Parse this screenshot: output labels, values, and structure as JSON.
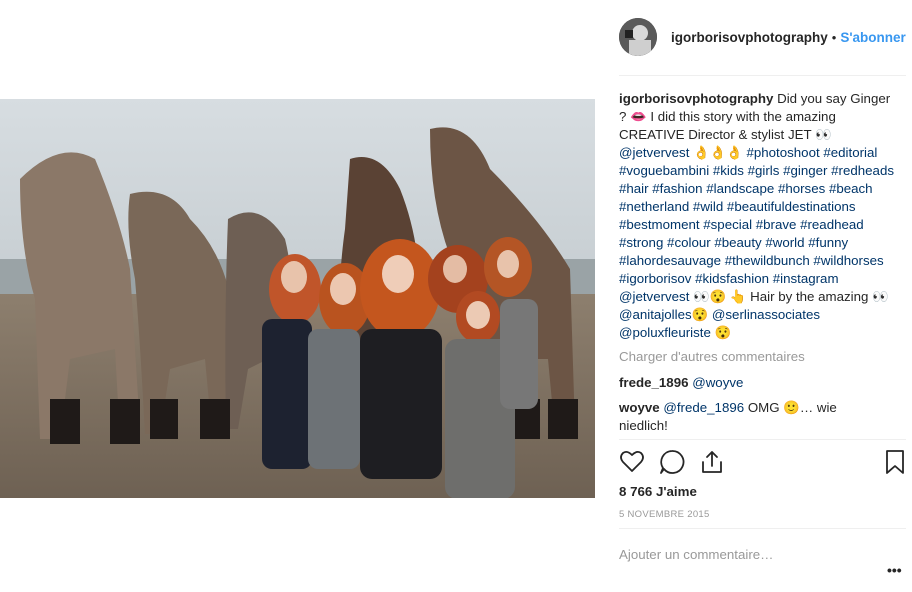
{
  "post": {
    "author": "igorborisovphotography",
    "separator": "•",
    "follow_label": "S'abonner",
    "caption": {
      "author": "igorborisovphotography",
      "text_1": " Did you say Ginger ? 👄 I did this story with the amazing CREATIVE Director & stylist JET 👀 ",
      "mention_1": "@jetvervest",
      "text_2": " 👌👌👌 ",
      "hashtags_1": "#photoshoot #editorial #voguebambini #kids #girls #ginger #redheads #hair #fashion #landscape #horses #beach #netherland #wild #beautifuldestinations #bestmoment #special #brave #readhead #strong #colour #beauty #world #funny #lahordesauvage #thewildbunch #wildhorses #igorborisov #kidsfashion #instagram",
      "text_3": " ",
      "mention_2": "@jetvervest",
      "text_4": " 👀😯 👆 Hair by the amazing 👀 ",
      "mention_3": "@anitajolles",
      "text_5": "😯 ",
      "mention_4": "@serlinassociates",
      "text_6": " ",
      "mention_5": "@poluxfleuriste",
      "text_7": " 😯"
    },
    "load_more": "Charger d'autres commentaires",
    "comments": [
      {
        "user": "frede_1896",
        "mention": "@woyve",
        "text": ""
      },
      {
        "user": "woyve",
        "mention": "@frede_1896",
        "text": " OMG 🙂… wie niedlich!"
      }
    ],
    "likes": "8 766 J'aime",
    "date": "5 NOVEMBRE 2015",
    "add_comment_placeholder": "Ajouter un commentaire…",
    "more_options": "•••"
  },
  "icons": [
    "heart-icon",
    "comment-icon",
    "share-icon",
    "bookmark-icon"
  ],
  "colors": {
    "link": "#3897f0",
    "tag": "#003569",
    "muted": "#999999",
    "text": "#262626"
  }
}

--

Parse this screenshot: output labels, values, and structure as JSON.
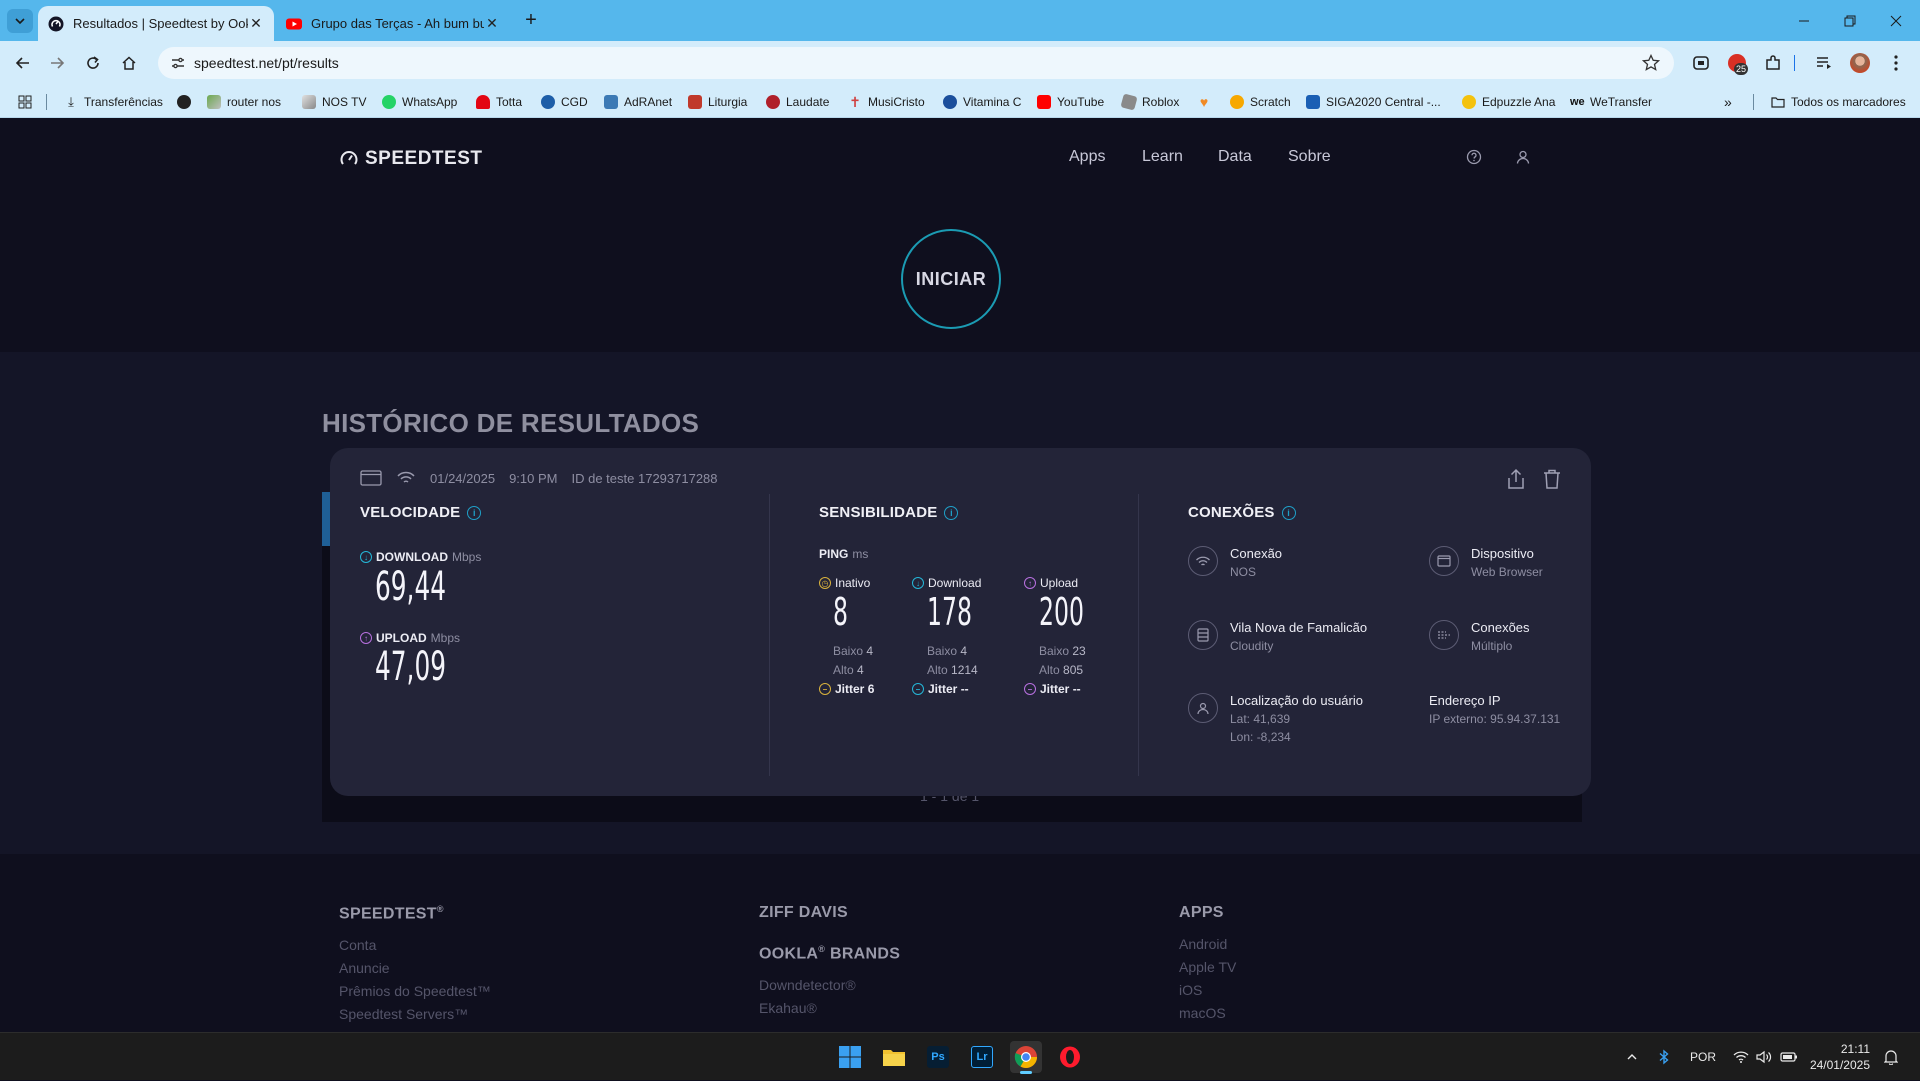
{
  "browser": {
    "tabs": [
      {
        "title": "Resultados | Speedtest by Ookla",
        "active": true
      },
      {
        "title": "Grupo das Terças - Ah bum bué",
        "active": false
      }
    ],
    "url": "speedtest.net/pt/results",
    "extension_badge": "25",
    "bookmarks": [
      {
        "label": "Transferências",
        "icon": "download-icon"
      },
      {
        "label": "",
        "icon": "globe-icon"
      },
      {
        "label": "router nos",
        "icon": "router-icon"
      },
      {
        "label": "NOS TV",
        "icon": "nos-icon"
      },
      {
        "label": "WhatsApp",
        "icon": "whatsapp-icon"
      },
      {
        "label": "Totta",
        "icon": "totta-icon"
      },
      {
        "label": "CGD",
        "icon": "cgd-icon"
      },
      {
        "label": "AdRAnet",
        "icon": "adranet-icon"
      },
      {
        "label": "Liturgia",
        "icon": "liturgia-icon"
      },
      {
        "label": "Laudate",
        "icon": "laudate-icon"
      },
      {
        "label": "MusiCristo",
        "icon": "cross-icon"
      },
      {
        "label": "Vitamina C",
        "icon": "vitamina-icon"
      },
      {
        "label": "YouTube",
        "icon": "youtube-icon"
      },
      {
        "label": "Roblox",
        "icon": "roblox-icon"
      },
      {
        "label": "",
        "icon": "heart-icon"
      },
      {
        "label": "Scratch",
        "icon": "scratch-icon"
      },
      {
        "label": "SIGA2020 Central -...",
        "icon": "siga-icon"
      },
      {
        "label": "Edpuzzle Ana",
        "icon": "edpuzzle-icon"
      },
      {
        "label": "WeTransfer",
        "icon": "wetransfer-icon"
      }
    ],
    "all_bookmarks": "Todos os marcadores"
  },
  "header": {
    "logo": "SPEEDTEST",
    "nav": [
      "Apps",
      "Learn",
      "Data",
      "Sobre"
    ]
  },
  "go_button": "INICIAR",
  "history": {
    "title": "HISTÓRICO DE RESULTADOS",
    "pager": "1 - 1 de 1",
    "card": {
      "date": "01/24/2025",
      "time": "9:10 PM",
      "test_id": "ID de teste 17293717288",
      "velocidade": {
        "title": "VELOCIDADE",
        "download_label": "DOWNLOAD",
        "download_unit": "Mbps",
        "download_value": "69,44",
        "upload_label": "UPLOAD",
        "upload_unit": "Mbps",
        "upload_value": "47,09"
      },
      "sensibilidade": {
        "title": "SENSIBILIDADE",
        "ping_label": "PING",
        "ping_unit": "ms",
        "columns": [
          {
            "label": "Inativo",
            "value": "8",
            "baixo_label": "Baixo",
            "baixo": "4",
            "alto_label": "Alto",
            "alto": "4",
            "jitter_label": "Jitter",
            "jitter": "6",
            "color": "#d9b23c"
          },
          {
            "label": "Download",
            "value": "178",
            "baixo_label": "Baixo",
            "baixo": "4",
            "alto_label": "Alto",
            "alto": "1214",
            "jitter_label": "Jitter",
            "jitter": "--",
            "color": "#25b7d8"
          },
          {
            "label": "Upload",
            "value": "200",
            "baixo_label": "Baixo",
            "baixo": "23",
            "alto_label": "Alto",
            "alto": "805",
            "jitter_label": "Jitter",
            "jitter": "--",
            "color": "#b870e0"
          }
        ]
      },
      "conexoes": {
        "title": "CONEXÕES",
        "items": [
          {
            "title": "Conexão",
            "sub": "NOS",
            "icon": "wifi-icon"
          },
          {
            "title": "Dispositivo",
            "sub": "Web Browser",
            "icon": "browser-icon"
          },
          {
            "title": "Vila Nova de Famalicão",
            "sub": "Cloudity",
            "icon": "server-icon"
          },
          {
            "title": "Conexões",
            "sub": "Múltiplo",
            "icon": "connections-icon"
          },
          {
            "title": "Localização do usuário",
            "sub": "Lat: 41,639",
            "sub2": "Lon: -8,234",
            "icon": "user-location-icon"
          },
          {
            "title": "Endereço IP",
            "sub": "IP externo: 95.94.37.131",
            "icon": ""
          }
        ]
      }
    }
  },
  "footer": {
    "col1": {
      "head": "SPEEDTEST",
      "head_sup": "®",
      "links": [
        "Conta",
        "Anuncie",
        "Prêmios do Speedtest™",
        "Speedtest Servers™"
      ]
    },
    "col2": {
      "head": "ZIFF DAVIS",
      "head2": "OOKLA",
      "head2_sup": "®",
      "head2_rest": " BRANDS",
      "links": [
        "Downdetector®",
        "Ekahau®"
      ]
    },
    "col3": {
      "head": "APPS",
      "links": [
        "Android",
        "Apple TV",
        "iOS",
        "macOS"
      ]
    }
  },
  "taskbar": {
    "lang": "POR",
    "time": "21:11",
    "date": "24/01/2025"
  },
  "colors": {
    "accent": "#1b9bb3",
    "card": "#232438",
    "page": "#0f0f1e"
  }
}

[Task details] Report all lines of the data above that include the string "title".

[Answer for this exercise]
        "title": "Resultados | Speedtest by Ookla",
        "title": "Grupo das Terças - Ah bum bué",
    "title": "HISTÓRICO DE RESULTADOS",
        "title": "VELOCIDADE",
        "title": "SENSIBILIDADE",
        "title": "CONEXÕES",
            "title": "Conexão",
            "title": "Dispositivo",
            "title": "Vila Nova de Famalicão",
            "title": "Conexões",
            "title": "Localização do usuário",
            "title": "Endereço IP",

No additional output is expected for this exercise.